Starting this fall, all freshman enrolled in his class will be required to use iPads. The devices are essential, he says, to the new way of managing projects on site without the traditional paper and pens, from uploading data reports and photos to accounting for changes in job specs and safety materials.

"We saw the wave coming and want our students to be prepared," Cline told The Idaho Business Review (http://bit.ly/WuZ0B8).

Professionals in the construction field have been relatively slow to adopt new communications technology such as iPads and other tablet-style computers. But many and the industry in Idaho have realized recently that using tablets at job sites saves money and time.

Dan Drinkward, operations manager for Hoffman Construction, a company involved in the $70 million Jack's Urban Meeting Place project in downtown Boise, said 15 years ago, using a handheld computer while on a construction site was unheard of. Now, Hoffman's crews and the project's team of subcontractors rely on them, he said.

"They are set up so our subcontractors and their staff can access a whole variety of information in the field without having to stop in the office," Drinkward said.

Some construction managers have been persuaded to adopt the new technology by iPad applications that are geared specifically to the construction industry. The apps are user-friendly and have changed the way work is conducted on the site, Cline said.

"Some construction firms I work with are going completely paperless. Crews can upload building information models right from the field. . It's incredible," he said.

Handheld technology has moved decision-making outside, said Noelle Spencer, project engineer for Hoffman Construction.

"Being able to get issues solved basically on the factory floor by being able to pull up plans right there or look at 2-D models is huge," Spencer said.
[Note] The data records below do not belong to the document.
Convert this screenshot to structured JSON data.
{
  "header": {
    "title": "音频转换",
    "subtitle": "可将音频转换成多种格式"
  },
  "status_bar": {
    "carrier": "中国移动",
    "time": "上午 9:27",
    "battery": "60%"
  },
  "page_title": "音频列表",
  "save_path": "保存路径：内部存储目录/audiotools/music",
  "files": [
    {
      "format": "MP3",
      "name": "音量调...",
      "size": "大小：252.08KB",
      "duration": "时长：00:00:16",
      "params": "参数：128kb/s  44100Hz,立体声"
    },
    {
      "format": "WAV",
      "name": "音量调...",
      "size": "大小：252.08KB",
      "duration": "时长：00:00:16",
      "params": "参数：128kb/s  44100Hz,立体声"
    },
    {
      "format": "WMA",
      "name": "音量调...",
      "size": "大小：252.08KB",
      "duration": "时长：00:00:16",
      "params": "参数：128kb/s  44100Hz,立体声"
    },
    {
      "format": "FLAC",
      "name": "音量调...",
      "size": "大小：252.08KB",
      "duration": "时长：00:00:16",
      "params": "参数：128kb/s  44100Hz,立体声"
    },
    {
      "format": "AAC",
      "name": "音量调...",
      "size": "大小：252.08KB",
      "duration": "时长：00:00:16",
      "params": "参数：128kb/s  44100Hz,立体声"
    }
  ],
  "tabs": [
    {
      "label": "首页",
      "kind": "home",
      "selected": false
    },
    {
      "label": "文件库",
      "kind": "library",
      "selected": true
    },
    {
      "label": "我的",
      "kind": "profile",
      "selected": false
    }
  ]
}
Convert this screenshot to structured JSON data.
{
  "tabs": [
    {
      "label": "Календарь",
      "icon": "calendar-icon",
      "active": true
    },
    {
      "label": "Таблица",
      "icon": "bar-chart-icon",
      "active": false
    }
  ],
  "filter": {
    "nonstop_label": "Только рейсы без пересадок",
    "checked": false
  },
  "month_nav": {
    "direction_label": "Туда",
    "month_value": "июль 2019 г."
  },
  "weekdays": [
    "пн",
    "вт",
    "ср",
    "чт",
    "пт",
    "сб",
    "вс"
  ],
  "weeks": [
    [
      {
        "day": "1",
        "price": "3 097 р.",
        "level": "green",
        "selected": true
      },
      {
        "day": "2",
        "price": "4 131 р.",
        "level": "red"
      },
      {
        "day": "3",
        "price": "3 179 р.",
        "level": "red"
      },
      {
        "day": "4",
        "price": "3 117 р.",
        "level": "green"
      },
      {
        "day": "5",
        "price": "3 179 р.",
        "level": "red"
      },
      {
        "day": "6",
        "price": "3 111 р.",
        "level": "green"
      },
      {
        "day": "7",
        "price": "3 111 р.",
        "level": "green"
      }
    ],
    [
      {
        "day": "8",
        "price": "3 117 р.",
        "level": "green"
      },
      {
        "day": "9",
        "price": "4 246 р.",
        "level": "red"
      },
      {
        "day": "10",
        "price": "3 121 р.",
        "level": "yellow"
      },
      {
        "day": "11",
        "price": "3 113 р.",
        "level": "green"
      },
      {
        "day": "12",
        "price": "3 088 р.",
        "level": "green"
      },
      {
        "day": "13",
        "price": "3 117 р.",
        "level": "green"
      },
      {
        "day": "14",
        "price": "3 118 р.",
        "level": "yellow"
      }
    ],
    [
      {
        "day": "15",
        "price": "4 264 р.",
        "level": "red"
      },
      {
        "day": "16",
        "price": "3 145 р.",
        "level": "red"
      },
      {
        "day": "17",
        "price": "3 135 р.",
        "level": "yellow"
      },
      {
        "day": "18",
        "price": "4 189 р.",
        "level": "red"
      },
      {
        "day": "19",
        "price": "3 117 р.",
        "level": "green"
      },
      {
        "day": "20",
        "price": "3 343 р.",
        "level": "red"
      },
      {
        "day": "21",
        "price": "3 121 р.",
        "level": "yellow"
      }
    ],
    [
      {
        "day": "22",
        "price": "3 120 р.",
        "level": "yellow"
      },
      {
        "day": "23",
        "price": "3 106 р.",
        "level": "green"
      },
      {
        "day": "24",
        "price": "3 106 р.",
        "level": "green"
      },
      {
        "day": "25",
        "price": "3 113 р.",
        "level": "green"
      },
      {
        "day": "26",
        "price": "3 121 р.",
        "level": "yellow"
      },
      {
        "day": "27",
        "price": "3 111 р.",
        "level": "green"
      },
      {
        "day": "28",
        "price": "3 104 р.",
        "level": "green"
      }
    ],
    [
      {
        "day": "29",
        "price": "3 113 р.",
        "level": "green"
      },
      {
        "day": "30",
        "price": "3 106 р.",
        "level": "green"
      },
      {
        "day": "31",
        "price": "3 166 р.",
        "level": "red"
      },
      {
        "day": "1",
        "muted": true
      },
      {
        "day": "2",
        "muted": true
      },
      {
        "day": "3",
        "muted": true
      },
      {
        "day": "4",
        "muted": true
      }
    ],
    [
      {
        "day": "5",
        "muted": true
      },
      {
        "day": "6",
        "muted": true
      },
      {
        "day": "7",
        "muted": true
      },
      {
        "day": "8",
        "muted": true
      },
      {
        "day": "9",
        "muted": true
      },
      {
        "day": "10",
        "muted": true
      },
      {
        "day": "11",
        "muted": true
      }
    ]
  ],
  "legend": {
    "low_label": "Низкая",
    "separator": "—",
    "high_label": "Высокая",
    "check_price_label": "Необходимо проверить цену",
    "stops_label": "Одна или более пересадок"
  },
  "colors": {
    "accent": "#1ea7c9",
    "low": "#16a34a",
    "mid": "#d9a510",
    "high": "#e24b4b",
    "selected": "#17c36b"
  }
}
Still, making a full switch to tablets is complex and some companies have avoided it altogether.

For example, Nampa-based Radix Construction hasn't made the transition. Although Radix superintendents are required to have a laptop in the field, and some workers use a tablet, it's not universal, said Radix Construction Vice President Tony O'Neil. He's still evaluating the options.

"We want there to be a level of comfort with one operating system which will become our standard," O'Neil said.

It also requires an investment that can be a hurdle for smaller firms.

Robin Anselme, the human resource and office manager at Petra Inc., said while project managers, superintendents and the administrative team have smartphones, the company hasn't moved to tablets yet at construction sites.

"The construction industry is now rebounding, but for a long time, it completely plummeted, which meant we had to budget for other things," Anselme said.

Others say using tablets ultimately saves money.

"Before, if an architect made changes, hard documents would have to be ordered and sent out to everyone associated with the project, and it would take three to five days just to get the docs in hand," said Michael Papac, a project executive at ESI.